BET approves senior tax credit for five years
By Ken Borsuk Updated 11:00 pm EST, Tuesday, February 26, 2019
GREENWICH — The renewal of a property tax credit that helps Greenwich seniors with limited incomes has cleared a hurdle at the Board of Estimate and Taxation.
The BET unanimously approved extending the credit for five years to June 30, 2024, at a special meeting Tuesday afternoon. The board had been scheduled to vote on the issue last week, but confusion over the language in the ordinance caused a delay.
“This is the finest product that we could create, and there have been very thoughtful, considerable amendments,” said Lori Contadino, executive director of the town Commission on Aging. “I think we’re in a very good place.”
The commission had pushed for the extension, and the BET thanked its members for their patience.

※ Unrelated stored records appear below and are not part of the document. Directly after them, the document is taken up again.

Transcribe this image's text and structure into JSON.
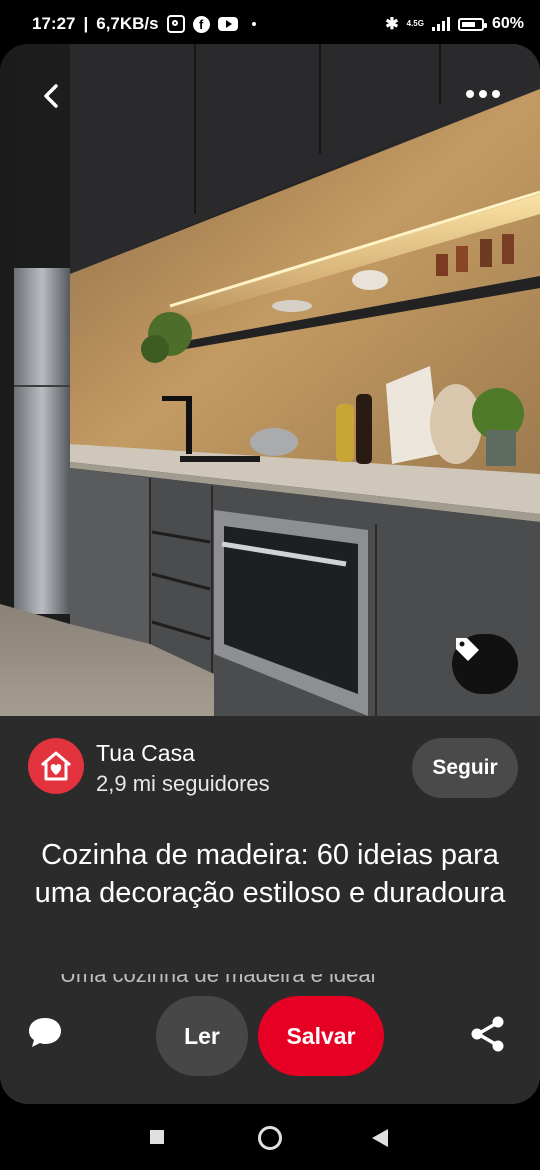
{
  "status_bar": {
    "time": "17:27",
    "speed": "6,7KB/s",
    "network": "4.5G",
    "battery": "60%"
  },
  "icons": {
    "back": "chevron-left-icon",
    "more": "more-horizontal-icon",
    "tag": "tag-icon",
    "comment": "speech-bubble-icon",
    "share": "share-icon"
  },
  "creator": {
    "name": "Tua Casa",
    "followers": "2,9 mi seguidores",
    "follow_label": "Seguir"
  },
  "pin": {
    "title": "Cozinha de madeira: 60 ideias para uma decoração estiloso e duradoura",
    "description_peek": "Uma cozinha de madeira é ideal"
  },
  "actions": {
    "read_label": "Ler",
    "save_label": "Salvar"
  },
  "colors": {
    "save": "#e60023",
    "avatar": "#e3333e",
    "card": "#2b2b2b",
    "follow": "#4a4a4a"
  }
}
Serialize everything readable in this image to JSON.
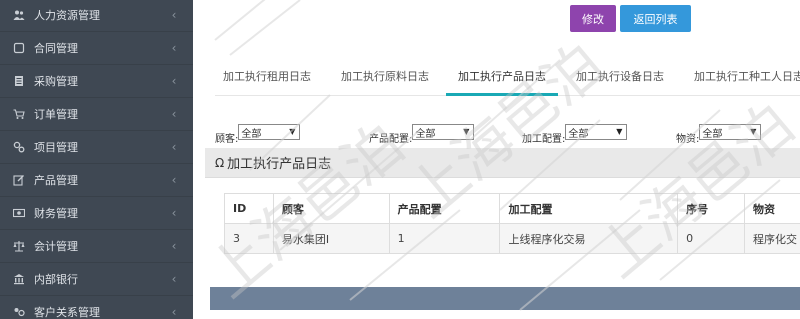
{
  "sidebar": {
    "items": [
      {
        "label": "人力资源管理",
        "icon": "users-icon"
      },
      {
        "label": "合同管理",
        "icon": "contract-icon"
      },
      {
        "label": "采购管理",
        "icon": "purchase-icon"
      },
      {
        "label": "订单管理",
        "icon": "cart-icon"
      },
      {
        "label": "项目管理",
        "icon": "project-icon"
      },
      {
        "label": "产品管理",
        "icon": "edit-icon"
      },
      {
        "label": "财务管理",
        "icon": "finance-icon"
      },
      {
        "label": "会计管理",
        "icon": "scale-icon"
      },
      {
        "label": "内部银行",
        "icon": "bank-icon"
      },
      {
        "label": "客户关系管理",
        "icon": "crm-icon"
      }
    ],
    "chevron": "‹"
  },
  "toolbar": {
    "edit_label": "修改",
    "back_label": "返回列表"
  },
  "tabs": [
    {
      "label": "加工执行租用日志",
      "active": false
    },
    {
      "label": "加工执行原料日志",
      "active": false
    },
    {
      "label": "加工执行产品日志",
      "active": true
    },
    {
      "label": "加工执行设备日志",
      "active": false
    },
    {
      "label": "加工执行工种工人日志",
      "active": false
    }
  ],
  "filters": [
    {
      "label": "顾客:",
      "value": "全部"
    },
    {
      "label": "产品配置:",
      "value": "全部"
    },
    {
      "label": "加工配置:",
      "value": "全部"
    },
    {
      "label": "物资:",
      "value": "全部"
    }
  ],
  "panel": {
    "title": "加工执行产品日志",
    "icon": "omega-icon"
  },
  "table": {
    "columns": [
      "ID",
      "顾客",
      "产品配置",
      "加工配置",
      "序号",
      "物资"
    ],
    "rows": [
      [
        "3",
        "易水集团I",
        "1",
        "上线程序化交易",
        "0",
        "程序化交"
      ]
    ]
  },
  "colors": {
    "sidebar_bg": "#3f4853",
    "edit_button": "#8e44ad",
    "back_button": "#3498db",
    "active_tab_underline": "#19a9b5",
    "footer_bar": "#6e8199"
  },
  "watermark": {
    "text": "上海邑泊"
  }
}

The tax credit is available to seniors and residents who are permanently disabled. It has a sliding scale, depending on household income. The tax credit covers households with a yearly income up to $66,000.
Greenwich has had a senior tax credit in place since 2000; the ordinance must be renewed by town government every time it expires. The newest version of the tax credit, which would go into effect July 1, would cover permanently disabled residents for the first time.
The tax credit must also be approved by the Representative Town Meeting, which is likely to consider the issue at its April meeting. The goal was to get a vote by the RTM before the tax credit expires on June 30, at the end of the fiscal year.
Initially, the Commission on Aging had pushed for a 10-year extension. However, the BET Budget Committee recommended reducing the limit to five years so the ordinance could be evaluated and changed if needed in the shorter time frame. The commission did not object to the change at Tuesday’s meeting.
Also, the Budget Committee had asked to increase the residency requirement from one year to five years. But when the BET’s Law Committee worked to revise the draft, it changed the language back to one year on the recommendation of Contadino and Town Attorney Wayne Fox.
A one-year requirement fits better with the commission’s ongoing work to have Greenwich designated as an official “age friendly community,” Contadino told the BET. An action plan is being drafted as part of the five-year process to earn the designation.
“We need to be a community that provides support and have the necessary elements within the community, external to town government, that will allow individuals to successfully age in place,” she said. If successful, Greenwich would be the first municipality in Connecticut to earn the designation.
Fox said he was concerned that a five-year requirement could lead to a legal challenge because it could violate the right to travel.
Although the tax credit had previously been approved by the Board of Selectmen, it will have to go back to the board at its Thursday morning meeting to approve the BET’s revised language so it can move forward to the RTM.
All three selectmen have expressed strong support for the tax credit, saying it would help residents stay in their homes longer. In fact, the selectmen delayed a vote for months while attempting to work out a way to make more people in town eligible for the tax credit.
Ultimately, that work could not be completed and, given the deadline looming for the credit’s expiration, the selectmen passed the credit. But it left the door open for the commission to come back before it expires again to work on new language.